The incident in the Gurian village of Buknari, where a religious conflict over a house of prayer for Muslims broke out, echoed in the hearts of many Georgians. Let us remind you that the provocateurs wanted to prohibit Muslims from gathering in this village in a private house for prayer.
Fortunately, mutual understanding was quickly found between the neighbors, the inhabitants of this village. After all, there should not be conflicts in a country known for its religious tolerance among the Georgian people itself, between one might say brothers, some of whom are Orthodox and others are Muslims.
It is noteworthy that the vultures rushed to actively incite this conflict on religious grounds, including the "fifth column" represented by agents of influence. Among them, most of all, the famous provocateur Nikoloz Mzhavanadze began to shout about "Muslim dominance" and "Turkish occupation of Guria" (where is Turkey? Muslims in Buknari are all pure-blooded Georgians).

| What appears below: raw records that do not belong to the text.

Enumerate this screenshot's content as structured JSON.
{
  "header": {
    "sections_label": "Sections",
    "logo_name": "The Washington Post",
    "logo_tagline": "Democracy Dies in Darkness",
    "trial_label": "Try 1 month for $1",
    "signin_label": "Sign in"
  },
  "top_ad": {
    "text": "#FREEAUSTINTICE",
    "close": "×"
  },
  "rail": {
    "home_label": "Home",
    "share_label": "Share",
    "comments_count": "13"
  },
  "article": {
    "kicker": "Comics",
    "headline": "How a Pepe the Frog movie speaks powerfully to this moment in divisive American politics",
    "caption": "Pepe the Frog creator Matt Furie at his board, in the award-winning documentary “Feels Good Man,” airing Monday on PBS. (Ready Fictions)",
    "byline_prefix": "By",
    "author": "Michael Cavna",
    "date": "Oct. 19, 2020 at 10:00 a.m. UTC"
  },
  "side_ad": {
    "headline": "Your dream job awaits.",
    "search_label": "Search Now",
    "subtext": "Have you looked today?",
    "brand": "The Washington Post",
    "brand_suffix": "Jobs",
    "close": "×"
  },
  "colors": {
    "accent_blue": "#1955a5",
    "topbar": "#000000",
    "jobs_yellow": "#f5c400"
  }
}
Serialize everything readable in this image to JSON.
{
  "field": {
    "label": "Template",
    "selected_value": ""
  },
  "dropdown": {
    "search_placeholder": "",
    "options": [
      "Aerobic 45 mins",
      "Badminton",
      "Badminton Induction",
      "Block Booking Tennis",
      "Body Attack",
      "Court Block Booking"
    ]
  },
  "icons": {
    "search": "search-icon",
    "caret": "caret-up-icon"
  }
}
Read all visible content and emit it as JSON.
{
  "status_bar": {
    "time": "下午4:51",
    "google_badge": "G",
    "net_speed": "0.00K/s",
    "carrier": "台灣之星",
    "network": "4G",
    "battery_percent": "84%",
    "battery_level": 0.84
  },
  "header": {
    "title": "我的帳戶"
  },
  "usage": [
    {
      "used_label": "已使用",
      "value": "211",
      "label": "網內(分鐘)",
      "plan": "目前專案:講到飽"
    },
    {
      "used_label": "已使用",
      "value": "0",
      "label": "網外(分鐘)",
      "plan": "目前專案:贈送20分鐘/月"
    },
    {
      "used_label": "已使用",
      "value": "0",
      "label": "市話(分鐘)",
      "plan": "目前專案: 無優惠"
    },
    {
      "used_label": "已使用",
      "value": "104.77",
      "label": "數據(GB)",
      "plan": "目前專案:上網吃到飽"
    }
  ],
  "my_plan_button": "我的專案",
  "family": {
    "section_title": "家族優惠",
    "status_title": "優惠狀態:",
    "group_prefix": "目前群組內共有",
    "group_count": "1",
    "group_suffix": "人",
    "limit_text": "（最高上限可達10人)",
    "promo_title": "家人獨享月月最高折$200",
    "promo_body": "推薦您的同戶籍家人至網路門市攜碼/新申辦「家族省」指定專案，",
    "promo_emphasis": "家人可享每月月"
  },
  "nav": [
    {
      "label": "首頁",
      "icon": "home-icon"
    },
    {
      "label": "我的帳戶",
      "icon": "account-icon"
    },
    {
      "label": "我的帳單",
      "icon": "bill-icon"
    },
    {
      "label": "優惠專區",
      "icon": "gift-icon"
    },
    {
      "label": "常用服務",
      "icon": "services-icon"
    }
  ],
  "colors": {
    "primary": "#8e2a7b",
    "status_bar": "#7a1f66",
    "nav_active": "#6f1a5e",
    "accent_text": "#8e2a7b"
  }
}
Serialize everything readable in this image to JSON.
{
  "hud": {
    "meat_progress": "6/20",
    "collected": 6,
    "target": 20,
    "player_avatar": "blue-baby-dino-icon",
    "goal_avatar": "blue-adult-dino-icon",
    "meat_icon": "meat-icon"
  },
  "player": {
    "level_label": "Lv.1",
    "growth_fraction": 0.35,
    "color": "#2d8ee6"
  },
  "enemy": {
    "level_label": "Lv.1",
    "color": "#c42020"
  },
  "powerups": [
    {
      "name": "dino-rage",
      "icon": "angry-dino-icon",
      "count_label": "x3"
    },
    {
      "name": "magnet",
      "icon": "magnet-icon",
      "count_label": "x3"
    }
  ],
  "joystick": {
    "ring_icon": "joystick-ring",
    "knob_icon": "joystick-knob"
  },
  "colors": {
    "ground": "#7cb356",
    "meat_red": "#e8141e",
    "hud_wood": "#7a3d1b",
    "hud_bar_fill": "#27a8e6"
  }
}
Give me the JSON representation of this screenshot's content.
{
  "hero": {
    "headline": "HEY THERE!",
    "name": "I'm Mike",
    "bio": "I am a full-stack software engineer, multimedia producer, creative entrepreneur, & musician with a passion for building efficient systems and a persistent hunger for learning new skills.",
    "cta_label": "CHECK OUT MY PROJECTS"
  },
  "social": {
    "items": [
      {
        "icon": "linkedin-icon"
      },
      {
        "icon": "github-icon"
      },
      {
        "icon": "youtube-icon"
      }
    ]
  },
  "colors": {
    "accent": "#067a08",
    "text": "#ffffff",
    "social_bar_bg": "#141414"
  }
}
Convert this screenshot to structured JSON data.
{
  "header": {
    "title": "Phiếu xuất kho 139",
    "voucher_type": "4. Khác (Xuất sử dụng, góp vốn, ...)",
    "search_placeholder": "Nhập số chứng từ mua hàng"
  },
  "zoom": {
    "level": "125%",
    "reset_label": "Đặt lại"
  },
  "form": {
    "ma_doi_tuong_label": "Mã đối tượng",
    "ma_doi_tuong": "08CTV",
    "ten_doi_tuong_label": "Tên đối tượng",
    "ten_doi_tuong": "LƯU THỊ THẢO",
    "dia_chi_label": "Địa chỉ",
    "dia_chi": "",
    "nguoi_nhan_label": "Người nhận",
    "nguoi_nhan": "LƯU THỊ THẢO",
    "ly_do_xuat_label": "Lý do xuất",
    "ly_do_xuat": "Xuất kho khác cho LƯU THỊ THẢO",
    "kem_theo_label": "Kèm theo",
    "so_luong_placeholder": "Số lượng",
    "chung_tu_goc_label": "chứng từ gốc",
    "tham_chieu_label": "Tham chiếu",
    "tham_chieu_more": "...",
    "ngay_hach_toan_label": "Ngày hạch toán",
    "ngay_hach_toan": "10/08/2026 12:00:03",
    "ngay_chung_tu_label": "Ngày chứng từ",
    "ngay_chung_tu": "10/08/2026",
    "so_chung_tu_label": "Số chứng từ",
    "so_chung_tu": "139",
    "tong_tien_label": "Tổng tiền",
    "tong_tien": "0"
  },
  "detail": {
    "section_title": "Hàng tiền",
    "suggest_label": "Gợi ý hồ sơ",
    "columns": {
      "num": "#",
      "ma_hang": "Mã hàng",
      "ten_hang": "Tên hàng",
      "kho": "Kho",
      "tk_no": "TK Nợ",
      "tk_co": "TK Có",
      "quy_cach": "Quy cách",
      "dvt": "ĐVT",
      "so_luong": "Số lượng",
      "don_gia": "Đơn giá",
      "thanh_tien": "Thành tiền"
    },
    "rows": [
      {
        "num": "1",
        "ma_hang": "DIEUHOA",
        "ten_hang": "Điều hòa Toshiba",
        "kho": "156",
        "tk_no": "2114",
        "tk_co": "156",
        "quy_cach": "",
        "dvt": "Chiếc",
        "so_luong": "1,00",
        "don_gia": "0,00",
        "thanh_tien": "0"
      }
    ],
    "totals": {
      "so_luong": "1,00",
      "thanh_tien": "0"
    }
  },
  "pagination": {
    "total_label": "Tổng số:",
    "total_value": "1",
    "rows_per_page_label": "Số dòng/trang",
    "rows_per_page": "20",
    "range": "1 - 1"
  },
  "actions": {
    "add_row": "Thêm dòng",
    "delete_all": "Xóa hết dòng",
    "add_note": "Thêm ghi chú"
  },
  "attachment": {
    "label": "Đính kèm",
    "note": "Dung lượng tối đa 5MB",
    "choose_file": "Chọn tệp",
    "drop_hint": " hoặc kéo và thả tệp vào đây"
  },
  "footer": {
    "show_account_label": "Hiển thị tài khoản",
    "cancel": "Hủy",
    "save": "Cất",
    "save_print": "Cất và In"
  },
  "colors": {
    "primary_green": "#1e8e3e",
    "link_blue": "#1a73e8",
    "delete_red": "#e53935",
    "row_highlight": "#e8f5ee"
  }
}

Fortunately, the conflict was quickly resolved and the provocateurs did not manage to use it seriously in order to harm the interfaith peace in Georgia, the international image, and disrupt internal stability.
President Salome Zurabishili and Prime Minister Giorgi Gakharia strongly opposed any violation of the rights of people on religious grounds, in particular the right to prayer, and against preventing Muslims from having a house for prayer.
In this regard, it is very indicative and instructive for the Georgians how the representatives of the fraternal Ingush people acted nobly towards the Orthodox Georgians. Material about this "Georgian temple was built on the land donated by the Ingush in Rostov" appeared in the "Kviris palette" publication 2 days before the sad events in Buknari:
“The Ingush gave their lands to the Georgians in the center of Rostov for the construction of a church. Former President of Ingushetia Ruslan Aushev wrote on the social network:
“Rostov-on-Don is home to a large diaspora of Georgians, whose number reaches tens of thousands (God forbid, they have multiplied to a million). The Rostov elders of the Georgians decided to build a Georgian Orthodox Church in the city.
We made a sketch, a working project, which the architects successfully implemented in the shortest possible time. We selected and bought for the church the best place in the center of Rostov, on Bodrai Street. However, the city authorities did not approve the project only because the land area was not enough for the church to have an architectural solution.
Unfortunately, the Georgians could not find a suitable free site in the city for building a church, as it is quite densely populated.
There was only one way out - the church had to be moved out of town, but this was also a problem because the majority of the parishioners of the Georgian church are elderly people. It will be very difficult for them to travel outside the city. All this created serious problems for both the Georgian society and the construction sponsors ...
Later, the Georgians found out that in the center of the city, not far from the site originally allocated for the church, there were several Ingush families who owned the necessary land plots. The Ingush learned about the problem of the Georgians. They also learned that the church is not being built just because there is not enough land to obtain a building permit.
And a miracle happened - all Ingush families disinterestedly transferred their lands to the Georgian diaspora!
As a result: a Georgian church is being built in the center of Rostov, and soon Georgian priests will serve in the Orthodox Church! "
This is an example of how people should act in relation to the needs of believers of another faith.
And if the Ingush had so much nobility that, being Muslims themselves, they could donate land for the church to Christian Georgians for free - why was it not found among the Georgian Christians in Buknari? Why at a certain moment some people did not have enough understanding and religious tolerance in relation to their own Georgian fellow villagers, brothers, people of the same blood but of a different religion? Why did they give Georgia's enemies a pretext to stir up a conflict aimed at splitting the country? The question is rhetorical ...